10/20/2020 | By Terri L. Jones

Over the past several months, our country’s streets have been teeming with activists. But these protests – and protests in general – typically consist of younger activists, out there flexing their youthful muscle. But it hasn’t always been that way!

Exactly half a century ago, the Presbyterian Church forced a woman named Maggie Kuhn to retire from her job at 65. (Sound familiar?) Angered, she founded an organization called the Gray Panthers; they took their name from the Black Panthers, and the militant, rather than docile image it evoked. The group’s mission aimed to actively protest ageism and other social injustices affecting older citizens.

During one such protest in 1971, Kuhn and a group of 1,000 protesters circled the White House to demand access to a presidential conference on aging.
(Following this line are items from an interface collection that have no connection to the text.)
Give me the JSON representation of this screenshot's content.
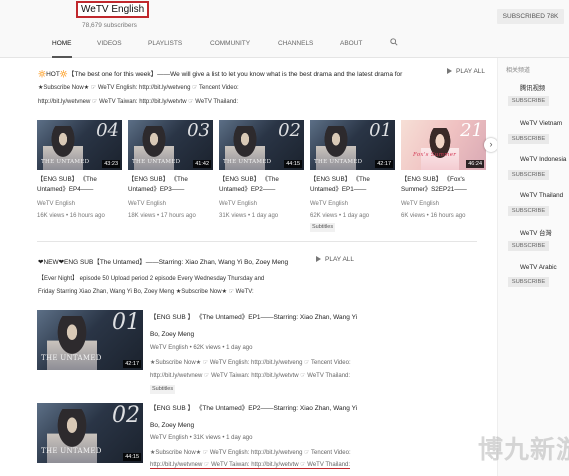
{
  "channel": {
    "title": "WeTV English",
    "subscriber_count": "78,679 subscribers",
    "subscribe_label": "SUBSCRIBED  78K"
  },
  "tabs": [
    {
      "label": "HOME",
      "active": true
    },
    {
      "label": "VIDEOS",
      "active": false
    },
    {
      "label": "PLAYLISTS",
      "active": false
    },
    {
      "label": "COMMUNITY",
      "active": false
    },
    {
      "label": "CHANNELS",
      "active": false
    },
    {
      "label": "ABOUT",
      "active": false
    }
  ],
  "section1": {
    "title": "🔆HOT🔆【The best one for this week】——We will give a list to let you know what is the best drama and the latest drama for",
    "desc": "★Subscribe Now★ ☞ WeTV English: http://bit.ly/wetveng ☞ Tencent Video:",
    "desc2": "http://bit.ly/wetvnew ☞ WeTV Taiwan: http://bit.ly/wetvtw ☞ WeTV Thailand:",
    "play_all": "PLAY ALL",
    "videos": [
      {
        "num": "04",
        "logo": "THE UNTAMED",
        "duration": "43:23",
        "title1": "【ENG SUB】 《The",
        "title2": "Untamed》EP4——",
        "channel": "WeTV English",
        "views": "16K views • 16 hours ago",
        "badge": ""
      },
      {
        "num": "03",
        "logo": "THE UNTAMED",
        "duration": "41:42",
        "title1": "【ENG SUB】 《The",
        "title2": "Untamed》EP3——",
        "channel": "WeTV English",
        "views": "18K views • 17 hours ago",
        "badge": ""
      },
      {
        "num": "02",
        "logo": "THE UNTAMED",
        "duration": "44:15",
        "title1": "【ENG SUB】 《The",
        "title2": "Untamed》EP2——",
        "channel": "WeTV English",
        "views": "31K views • 1 day ago",
        "badge": ""
      },
      {
        "num": "01",
        "logo": "THE UNTAMED",
        "duration": "42:17",
        "title1": "【ENG SUB】 《The",
        "title2": "Untamed》EP1——",
        "channel": "WeTV English",
        "views": "62K views • 1 day ago",
        "badge": "Subtitles"
      },
      {
        "num": "21",
        "logo": "Fox's Summer",
        "duration": "46:24",
        "title1": "【ENG SUB】 《Fox's",
        "title2": "Summer》S2EP21——",
        "channel": "WeTV English",
        "views": "6K views • 16 hours ago",
        "badge": ""
      }
    ]
  },
  "section2": {
    "title": "❤NEW❤ENG SUB【The Untamed】——Starring: Xiao Zhan, Wang Yi Bo, Zoey Meng",
    "play_all": "PLAY ALL",
    "desc": "【Ever Night】 episode 50 Upload period 2 episode Every Wednesday Thursday and",
    "desc2": "Friday Starring Xiao Zhan, Wang Yi Bo, Zoey Meng ★Subscribe Now★ ☞ WeTV:",
    "items": [
      {
        "num": "01",
        "logo": "THE UNTAMED",
        "duration": "42:17",
        "title1": "【ENG SUB 】 《The Untamed》EP1——Starring: Xiao Zhan, Wang Yi",
        "title2": "Bo, Zoey Meng",
        "meta": "WeTV English • 62K views • 1 day ago",
        "desc1": "★Subscribe Now★ ☞ WeTV English: http://bit.ly/wetveng ☞ Tencent Video:",
        "desc2": "http://bit.ly/wetvnew ☞ WeTV Taiwan: http://bit.ly/wetvtw ☞ WeTV Thailand:",
        "badge": "Subtitles"
      },
      {
        "num": "02",
        "logo": "THE UNTAMED",
        "duration": "44:15",
        "title1": "【ENG SUB 】 《The Untamed》EP2——Starring: Xiao Zhan, Wang Yi",
        "title2": "Bo, Zoey Meng",
        "meta": "WeTV English • 31K views • 1 day ago",
        "desc1": "★Subscribe Now★ ☞ WeTV English: http://bit.ly/wetveng ☞ Tencent Video:",
        "desc2": "http://bit.ly/wetvnew ☞ WeTV Taiwan: http://bit.ly/wetvtw ☞ WeTV Thailand:",
        "badge": ""
      }
    ]
  },
  "sidebar": {
    "heading": "相关频道",
    "channels": [
      {
        "name": "腾讯视频",
        "subscribe": "SUBSCRIBE"
      },
      {
        "name": "WeTV Vietnam",
        "subscribe": "SUBSCRIBE"
      },
      {
        "name": "WeTV Indonesia",
        "subscribe": "SUBSCRIBE"
      },
      {
        "name": "WeTV Thailand",
        "subscribe": "SUBSCRIBE"
      },
      {
        "name": "WeTV 台灣",
        "subscribe": "SUBSCRIBE"
      },
      {
        "name": "WeTV Arabic",
        "subscribe": "SUBSCRIBE"
      }
    ]
  },
  "watermark": "博九新游"
}
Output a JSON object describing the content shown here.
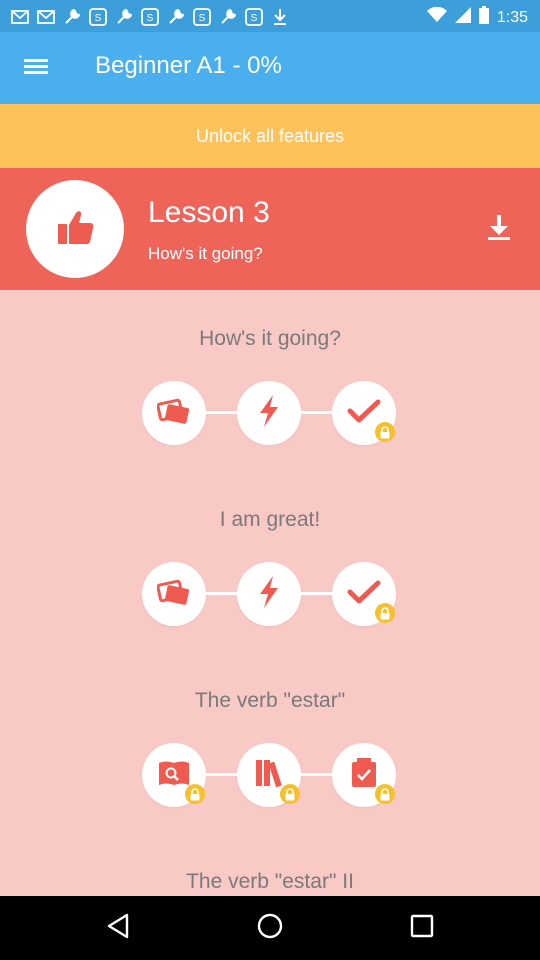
{
  "status_bar": {
    "time": "1:35",
    "left_icons": [
      "mail-icon",
      "mail-icon",
      "wrench-icon",
      "ssn-icon",
      "wrench-icon",
      "ssn-icon",
      "wrench-icon",
      "ssn-icon",
      "wrench-icon",
      "ssn-icon",
      "download-icon"
    ],
    "right_icons": [
      "wifi-icon",
      "signal-icon",
      "battery-icon"
    ]
  },
  "app_bar": {
    "title": "Beginner A1 - 0%",
    "menu_icon": "hamburger-menu-icon"
  },
  "unlock": {
    "label": "Unlock all features"
  },
  "lesson": {
    "title": "Lesson 3",
    "subtitle": "How's it going?",
    "icon": "thumbs-up-icon",
    "download_icon": "download-icon"
  },
  "sections": [
    {
      "title": "How's it going?",
      "steps": [
        {
          "icon": "cards-icon",
          "locked": false
        },
        {
          "icon": "lightning-icon",
          "locked": false
        },
        {
          "icon": "checkmark-icon",
          "locked": true
        }
      ]
    },
    {
      "title": "I am great!",
      "steps": [
        {
          "icon": "cards-icon",
          "locked": false
        },
        {
          "icon": "lightning-icon",
          "locked": false
        },
        {
          "icon": "checkmark-icon",
          "locked": true
        }
      ]
    },
    {
      "title": "The verb \"estar\"",
      "steps": [
        {
          "icon": "book-search-icon",
          "locked": true
        },
        {
          "icon": "books-icon",
          "locked": true
        },
        {
          "icon": "checklist-icon",
          "locked": true
        }
      ]
    },
    {
      "title": "The verb \"estar\" II"
    }
  ],
  "colors": {
    "status_bar": "#3d9fd9",
    "app_bar": "#4ab0ed",
    "unlock_bar": "#ffc25a",
    "lesson_card": "#ef6459",
    "background": "#f9c9c5",
    "icon_red": "#ef5b50",
    "lock_yellow": "#f6c02d"
  },
  "nav_bar": {
    "buttons": [
      "back-icon",
      "home-icon",
      "recents-icon"
    ]
  }
}
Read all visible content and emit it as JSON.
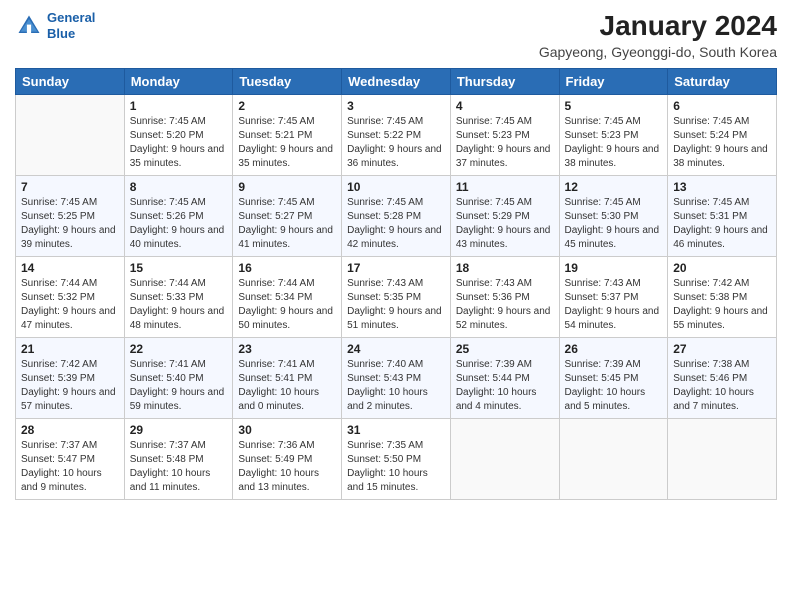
{
  "header": {
    "logo_line1": "General",
    "logo_line2": "Blue",
    "title": "January 2024",
    "subtitle": "Gapyeong, Gyeonggi-do, South Korea"
  },
  "weekdays": [
    "Sunday",
    "Monday",
    "Tuesday",
    "Wednesday",
    "Thursday",
    "Friday",
    "Saturday"
  ],
  "weeks": [
    [
      {
        "day": "",
        "sunrise": "",
        "sunset": "",
        "daylight": ""
      },
      {
        "day": "1",
        "sunrise": "Sunrise: 7:45 AM",
        "sunset": "Sunset: 5:20 PM",
        "daylight": "Daylight: 9 hours and 35 minutes."
      },
      {
        "day": "2",
        "sunrise": "Sunrise: 7:45 AM",
        "sunset": "Sunset: 5:21 PM",
        "daylight": "Daylight: 9 hours and 35 minutes."
      },
      {
        "day": "3",
        "sunrise": "Sunrise: 7:45 AM",
        "sunset": "Sunset: 5:22 PM",
        "daylight": "Daylight: 9 hours and 36 minutes."
      },
      {
        "day": "4",
        "sunrise": "Sunrise: 7:45 AM",
        "sunset": "Sunset: 5:23 PM",
        "daylight": "Daylight: 9 hours and 37 minutes."
      },
      {
        "day": "5",
        "sunrise": "Sunrise: 7:45 AM",
        "sunset": "Sunset: 5:23 PM",
        "daylight": "Daylight: 9 hours and 38 minutes."
      },
      {
        "day": "6",
        "sunrise": "Sunrise: 7:45 AM",
        "sunset": "Sunset: 5:24 PM",
        "daylight": "Daylight: 9 hours and 38 minutes."
      }
    ],
    [
      {
        "day": "7",
        "sunrise": "Sunrise: 7:45 AM",
        "sunset": "Sunset: 5:25 PM",
        "daylight": "Daylight: 9 hours and 39 minutes."
      },
      {
        "day": "8",
        "sunrise": "Sunrise: 7:45 AM",
        "sunset": "Sunset: 5:26 PM",
        "daylight": "Daylight: 9 hours and 40 minutes."
      },
      {
        "day": "9",
        "sunrise": "Sunrise: 7:45 AM",
        "sunset": "Sunset: 5:27 PM",
        "daylight": "Daylight: 9 hours and 41 minutes."
      },
      {
        "day": "10",
        "sunrise": "Sunrise: 7:45 AM",
        "sunset": "Sunset: 5:28 PM",
        "daylight": "Daylight: 9 hours and 42 minutes."
      },
      {
        "day": "11",
        "sunrise": "Sunrise: 7:45 AM",
        "sunset": "Sunset: 5:29 PM",
        "daylight": "Daylight: 9 hours and 43 minutes."
      },
      {
        "day": "12",
        "sunrise": "Sunrise: 7:45 AM",
        "sunset": "Sunset: 5:30 PM",
        "daylight": "Daylight: 9 hours and 45 minutes."
      },
      {
        "day": "13",
        "sunrise": "Sunrise: 7:45 AM",
        "sunset": "Sunset: 5:31 PM",
        "daylight": "Daylight: 9 hours and 46 minutes."
      }
    ],
    [
      {
        "day": "14",
        "sunrise": "Sunrise: 7:44 AM",
        "sunset": "Sunset: 5:32 PM",
        "daylight": "Daylight: 9 hours and 47 minutes."
      },
      {
        "day": "15",
        "sunrise": "Sunrise: 7:44 AM",
        "sunset": "Sunset: 5:33 PM",
        "daylight": "Daylight: 9 hours and 48 minutes."
      },
      {
        "day": "16",
        "sunrise": "Sunrise: 7:44 AM",
        "sunset": "Sunset: 5:34 PM",
        "daylight": "Daylight: 9 hours and 50 minutes."
      },
      {
        "day": "17",
        "sunrise": "Sunrise: 7:43 AM",
        "sunset": "Sunset: 5:35 PM",
        "daylight": "Daylight: 9 hours and 51 minutes."
      },
      {
        "day": "18",
        "sunrise": "Sunrise: 7:43 AM",
        "sunset": "Sunset: 5:36 PM",
        "daylight": "Daylight: 9 hours and 52 minutes."
      },
      {
        "day": "19",
        "sunrise": "Sunrise: 7:43 AM",
        "sunset": "Sunset: 5:37 PM",
        "daylight": "Daylight: 9 hours and 54 minutes."
      },
      {
        "day": "20",
        "sunrise": "Sunrise: 7:42 AM",
        "sunset": "Sunset: 5:38 PM",
        "daylight": "Daylight: 9 hours and 55 minutes."
      }
    ],
    [
      {
        "day": "21",
        "sunrise": "Sunrise: 7:42 AM",
        "sunset": "Sunset: 5:39 PM",
        "daylight": "Daylight: 9 hours and 57 minutes."
      },
      {
        "day": "22",
        "sunrise": "Sunrise: 7:41 AM",
        "sunset": "Sunset: 5:40 PM",
        "daylight": "Daylight: 9 hours and 59 minutes."
      },
      {
        "day": "23",
        "sunrise": "Sunrise: 7:41 AM",
        "sunset": "Sunset: 5:41 PM",
        "daylight": "Daylight: 10 hours and 0 minutes."
      },
      {
        "day": "24",
        "sunrise": "Sunrise: 7:40 AM",
        "sunset": "Sunset: 5:43 PM",
        "daylight": "Daylight: 10 hours and 2 minutes."
      },
      {
        "day": "25",
        "sunrise": "Sunrise: 7:39 AM",
        "sunset": "Sunset: 5:44 PM",
        "daylight": "Daylight: 10 hours and 4 minutes."
      },
      {
        "day": "26",
        "sunrise": "Sunrise: 7:39 AM",
        "sunset": "Sunset: 5:45 PM",
        "daylight": "Daylight: 10 hours and 5 minutes."
      },
      {
        "day": "27",
        "sunrise": "Sunrise: 7:38 AM",
        "sunset": "Sunset: 5:46 PM",
        "daylight": "Daylight: 10 hours and 7 minutes."
      }
    ],
    [
      {
        "day": "28",
        "sunrise": "Sunrise: 7:37 AM",
        "sunset": "Sunset: 5:47 PM",
        "daylight": "Daylight: 10 hours and 9 minutes."
      },
      {
        "day": "29",
        "sunrise": "Sunrise: 7:37 AM",
        "sunset": "Sunset: 5:48 PM",
        "daylight": "Daylight: 10 hours and 11 minutes."
      },
      {
        "day": "30",
        "sunrise": "Sunrise: 7:36 AM",
        "sunset": "Sunset: 5:49 PM",
        "daylight": "Daylight: 10 hours and 13 minutes."
      },
      {
        "day": "31",
        "sunrise": "Sunrise: 7:35 AM",
        "sunset": "Sunset: 5:50 PM",
        "daylight": "Daylight: 10 hours and 15 minutes."
      },
      {
        "day": "",
        "sunrise": "",
        "sunset": "",
        "daylight": ""
      },
      {
        "day": "",
        "sunrise": "",
        "sunset": "",
        "daylight": ""
      },
      {
        "day": "",
        "sunrise": "",
        "sunset": "",
        "daylight": ""
      }
    ]
  ]
}
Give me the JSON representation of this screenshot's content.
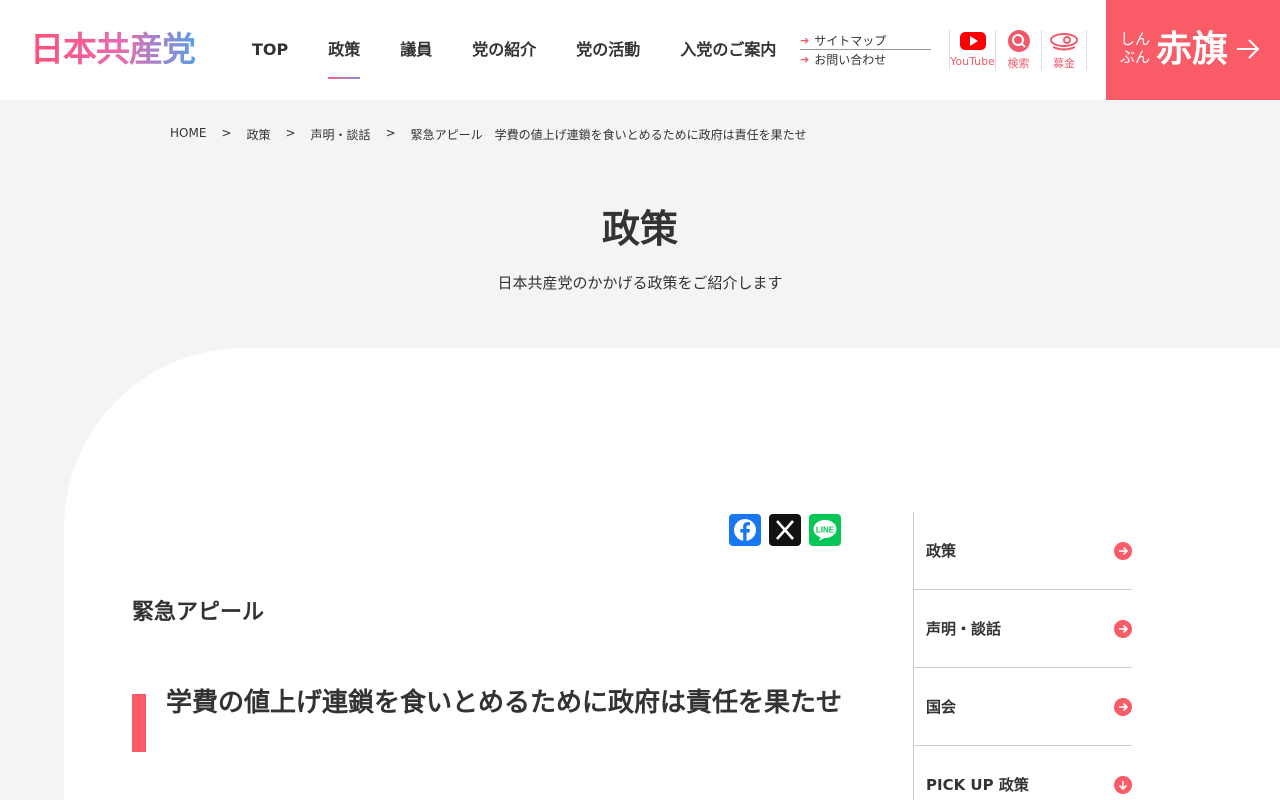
{
  "header": {
    "logo": "日本共産党",
    "nav": [
      "TOP",
      "政策",
      "議員",
      "党の紹介",
      "党の活動",
      "入党のご案内"
    ],
    "active_nav": "政策",
    "utility_links": [
      "サイトマップ",
      "お問い合わせ"
    ],
    "icons": [
      {
        "name": "youtube-icon",
        "label": "YouTube"
      },
      {
        "name": "search-icon",
        "label": "検索"
      },
      {
        "name": "bokin-icon",
        "label": "募金"
      }
    ],
    "akahata": {
      "small_line1": "しん",
      "small_line2": "ぶん",
      "big": "赤旗"
    }
  },
  "breadcrumb": [
    "HOME",
    "政策",
    "声明・談話",
    "緊急アピール　学費の値上げ連鎖を食いとめるために政府は責任を果たせ"
  ],
  "breadcrumb_sep": ">",
  "page": {
    "title": "政策",
    "subtitle": "日本共産党のかかげる政策をご紹介します"
  },
  "article": {
    "category": "緊急アピール",
    "title": "学費の値上げ連鎖を食いとめるために政府は責任を果たせ"
  },
  "share": [
    "Facebook",
    "X",
    "LINE"
  ],
  "sidebar": [
    {
      "label": "政策",
      "arrow": "right"
    },
    {
      "label": "声明・談話",
      "arrow": "right"
    },
    {
      "label": "国会",
      "arrow": "right"
    },
    {
      "label": "PICK UP 政策",
      "arrow": "down"
    }
  ],
  "colors": {
    "accent": "#fa5c67",
    "facebook": "#1877f2",
    "line": "#06c755",
    "x": "#111111"
  }
}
A team of mounted police tried to push back the protesters; they rode their horses into the crowd, and Kuhn was knocked to the ground in the chaos. However, the diminutive, white-haired radical got right back on her feet again and continued her fight.

Age and Youth in Action

Throughout the ’70s and ’80s, the Gray Panthers joined forces with their younger counterparts. (Their motto was “age and youth in action.”)

They hit the streets and the halls of government across the U.S. to protest for many causes; these included affordable housing, increased accessibility in mass transportation, and government-subsidized universal health care. They also rallied against causes including the Vietnam War; budget cuts to Social Security and Medicare; and abuses in nursing homes.

But the Panthers’ greatest achievement came in 1986 when the cause that initially lit the fire for Kuhn made its way to Congress. A law finally went through, banning mandatory retirement ages for most jobs.

Kuhn was all over the media until her death in 1995. She was outraged by the negative stereotypes that same media propagated about her peers. In testimony before Congress, she said, “TV images perpetuate the myth that old age is mindless, sexless, powerless, useless, and diseased.”

The Panthers reproached networks for their demeaning portrayals of seniors; they even succeeded when some of these derogatory depictions taken off the air.

We may not all be Gray Panther-style activists, willing to walk long distances wielding picket signs and risking life and limb in the process. However, bad knees and the need for frequent bathroom breaks shouldn’t keep us on the sidelines either. In whatever way we feel comfortable, we need to stand up; we need to passionately advocate for the causes and values we hold dear. No one else is going to do it for us!

Terri L. Jones

Terri L. Jones has been writing educational and informative topics for the senior industry for over ten years, and is a frequent and longtime contributor to Seniors Guide.

Terri Jones